■ **INSTRUCTIONS FOR THE TASK**: The records below must be copied in full, exactly as they read.

■ **Records from a collection**:
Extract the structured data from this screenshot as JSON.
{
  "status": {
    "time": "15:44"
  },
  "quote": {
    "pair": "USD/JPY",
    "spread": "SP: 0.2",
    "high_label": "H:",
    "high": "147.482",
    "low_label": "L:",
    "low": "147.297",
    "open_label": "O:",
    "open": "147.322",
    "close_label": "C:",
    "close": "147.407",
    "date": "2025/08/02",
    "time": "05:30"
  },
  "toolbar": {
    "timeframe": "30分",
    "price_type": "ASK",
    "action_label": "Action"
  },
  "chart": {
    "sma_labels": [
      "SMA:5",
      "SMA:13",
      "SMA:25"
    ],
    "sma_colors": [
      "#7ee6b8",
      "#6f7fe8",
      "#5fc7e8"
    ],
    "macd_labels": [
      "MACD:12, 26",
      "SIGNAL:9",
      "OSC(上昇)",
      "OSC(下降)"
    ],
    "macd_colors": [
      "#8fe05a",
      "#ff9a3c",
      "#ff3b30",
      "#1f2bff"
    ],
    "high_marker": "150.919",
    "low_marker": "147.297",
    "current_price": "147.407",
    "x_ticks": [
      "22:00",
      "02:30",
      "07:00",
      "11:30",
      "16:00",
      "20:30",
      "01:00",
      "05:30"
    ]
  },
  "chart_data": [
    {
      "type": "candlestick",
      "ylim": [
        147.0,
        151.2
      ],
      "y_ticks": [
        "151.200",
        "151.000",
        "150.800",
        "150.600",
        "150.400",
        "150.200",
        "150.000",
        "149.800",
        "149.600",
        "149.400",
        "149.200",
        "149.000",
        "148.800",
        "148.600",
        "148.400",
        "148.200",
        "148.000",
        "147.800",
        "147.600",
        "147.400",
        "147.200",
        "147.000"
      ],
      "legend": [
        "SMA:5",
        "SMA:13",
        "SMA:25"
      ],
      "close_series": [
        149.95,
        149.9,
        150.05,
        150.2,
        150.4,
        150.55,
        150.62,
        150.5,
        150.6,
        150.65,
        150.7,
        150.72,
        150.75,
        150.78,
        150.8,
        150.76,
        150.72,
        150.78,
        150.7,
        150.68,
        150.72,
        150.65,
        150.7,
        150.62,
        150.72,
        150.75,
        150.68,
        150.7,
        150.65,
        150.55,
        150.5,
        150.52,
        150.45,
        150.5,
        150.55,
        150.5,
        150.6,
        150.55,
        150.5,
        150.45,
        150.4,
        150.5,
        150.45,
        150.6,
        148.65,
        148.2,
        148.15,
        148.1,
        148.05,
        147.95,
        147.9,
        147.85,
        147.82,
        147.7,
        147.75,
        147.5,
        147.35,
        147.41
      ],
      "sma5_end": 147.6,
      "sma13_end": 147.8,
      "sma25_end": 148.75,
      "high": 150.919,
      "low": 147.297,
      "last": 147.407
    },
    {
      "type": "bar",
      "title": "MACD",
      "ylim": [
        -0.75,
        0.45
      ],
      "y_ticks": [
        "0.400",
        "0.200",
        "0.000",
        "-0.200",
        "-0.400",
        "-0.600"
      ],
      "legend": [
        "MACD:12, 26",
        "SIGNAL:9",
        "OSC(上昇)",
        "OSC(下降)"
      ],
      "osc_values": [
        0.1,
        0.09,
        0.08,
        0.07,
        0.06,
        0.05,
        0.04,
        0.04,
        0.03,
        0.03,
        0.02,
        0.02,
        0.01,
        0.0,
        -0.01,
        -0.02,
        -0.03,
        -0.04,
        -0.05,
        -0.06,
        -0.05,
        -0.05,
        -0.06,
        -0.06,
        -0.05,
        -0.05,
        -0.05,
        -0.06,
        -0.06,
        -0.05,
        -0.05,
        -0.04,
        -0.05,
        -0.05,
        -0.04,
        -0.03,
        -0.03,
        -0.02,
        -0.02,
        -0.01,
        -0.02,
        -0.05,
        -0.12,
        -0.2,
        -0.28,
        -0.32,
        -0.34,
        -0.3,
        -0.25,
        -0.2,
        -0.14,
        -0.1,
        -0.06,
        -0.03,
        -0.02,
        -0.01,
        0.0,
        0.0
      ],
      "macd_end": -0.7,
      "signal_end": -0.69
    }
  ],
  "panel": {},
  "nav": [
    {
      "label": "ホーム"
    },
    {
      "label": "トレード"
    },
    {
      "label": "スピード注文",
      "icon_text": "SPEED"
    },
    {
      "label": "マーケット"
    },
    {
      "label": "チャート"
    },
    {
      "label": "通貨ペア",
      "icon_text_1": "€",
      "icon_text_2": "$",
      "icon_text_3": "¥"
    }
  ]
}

■ **SOLUTION FOR THIS TASK**:
Extract the structured data from this screenshot as JSON.
{
  "status": {
    "time": "15:44"
  },
  "quote": {
    "pair": "USD/JPY",
    "spread": "SP: 0.2",
    "high_label": "H:",
    "high": "147.482",
    "low_label": "L:",
    "low": "147.297",
    "open_label": "O:",
    "open": "147.322",
    "close_label": "C:",
    "close": "147.407",
    "date": "2025/08/02",
    "time": "05:30"
  },
  "toolbar": {
    "timeframe": "30分",
    "price_type": "ASK",
    "action_label": "Action"
  },
  "chart": {
    "sma_labels": [
      "SMA:5",
      "SMA:13",
      "SMA:25"
    ],
    "sma_colors": [
      "#7ee6b8",
      "#6f7fe8",
      "#5fc7e8"
    ],
    "macd_labels": [
      "MACD:12, 26",
      "SIGNAL:9",
      "OSC(上昇)",
      "OSC(下降)"
    ],
    "macd_colors": [
      "#8fe05a",
      "#ff9a3c",
      "#ff3b30",
      "#1f2bff"
    ],
    "high_marker": "150.919",
    "low_marker": "147.297",
    "current_price": "147.407",
    "x_ticks": [
      "22:00",
      "02:30",
      "07:00",
      "11:30",
      "16:00",
      "20:30",
      "01:00",
      "05:30"
    ]
  },
  "chart_data": [
    {
      "type": "candlestick",
      "ylim": [
        147.0,
        151.2
      ],
      "y_ticks": [
        "151.200",
        "151.000",
        "150.800",
        "150.600",
        "150.400",
        "150.200",
        "150.000",
        "149.800",
        "149.600",
        "149.400",
        "149.200",
        "149.000",
        "148.800",
        "148.600",
        "148.400",
        "148.200",
        "148.000",
        "147.800",
        "147.600",
        "147.400",
        "147.200",
        "147.000"
      ],
      "legend": [
        "SMA:5",
        "SMA:13",
        "SMA:25"
      ],
      "close_series": [
        149.95,
        149.9,
        150.05,
        150.2,
        150.4,
        150.55,
        150.62,
        150.5,
        150.6,
        150.65,
        150.7,
        150.72,
        150.75,
        150.78,
        150.8,
        150.76,
        150.72,
        150.78,
        150.7,
        150.68,
        150.72,
        150.65,
        150.7,
        150.62,
        150.72,
        150.75,
        150.68,
        150.7,
        150.65,
        150.55,
        150.5,
        150.52,
        150.45,
        150.5,
        150.55,
        150.5,
        150.6,
        150.55,
        150.5,
        150.45,
        150.4,
        150.5,
        150.45,
        150.6,
        148.65,
        148.2,
        148.15,
        148.1,
        148.05,
        147.95,
        147.9,
        147.85,
        147.82,
        147.7,
        147.75,
        147.5,
        147.35,
        147.41
      ],
      "sma5_end": 147.6,
      "sma13_end": 147.8,
      "sma25_end": 148.75,
      "high": 150.919,
      "low": 147.297,
      "last": 147.407
    },
    {
      "type": "bar",
      "title": "MACD",
      "ylim": [
        -0.75,
        0.45
      ],
      "y_ticks": [
        "0.400",
        "0.200",
        "0.000",
        "-0.200",
        "-0.400",
        "-0.600"
      ],
      "legend": [
        "MACD:12, 26",
        "SIGNAL:9",
        "OSC(上昇)",
        "OSC(下降)"
      ],
      "osc_values": [
        0.1,
        0.09,
        0.08,
        0.07,
        0.06,
        0.05,
        0.04,
        0.04,
        0.03,
        0.03,
        0.02,
        0.02,
        0.01,
        0.0,
        -0.01,
        -0.02,
        -0.03,
        -0.04,
        -0.05,
        -0.06,
        -0.05,
        -0.05,
        -0.06,
        -0.06,
        -0.05,
        -0.05,
        -0.05,
        -0.06,
        -0.06,
        -0.05,
        -0.05,
        -0.04,
        -0.05,
        -0.05,
        -0.04,
        -0.03,
        -0.03,
        -0.02,
        -0.02,
        -0.01,
        -0.02,
        -0.05,
        -0.12,
        -0.2,
        -0.28,
        -0.32,
        -0.34,
        -0.3,
        -0.25,
        -0.2,
        -0.14,
        -0.1,
        -0.06,
        -0.03,
        -0.02,
        -0.01,
        0.0,
        0.0
      ],
      "macd_end": -0.7,
      "signal_end": -0.69
    }
  ],
  "panel": {},
  "nav": [
    {
      "label": "ホーム"
    },
    {
      "label": "トレード"
    },
    {
      "label": "スピード注文",
      "icon_text": "SPEED"
    },
    {
      "label": "マーケット"
    },
    {
      "label": "チャート"
    },
    {
      "label": "通貨ペア",
      "icon_text_1": "€",
      "icon_text_2": "$",
      "icon_text_3": "¥"
    }
  ]
}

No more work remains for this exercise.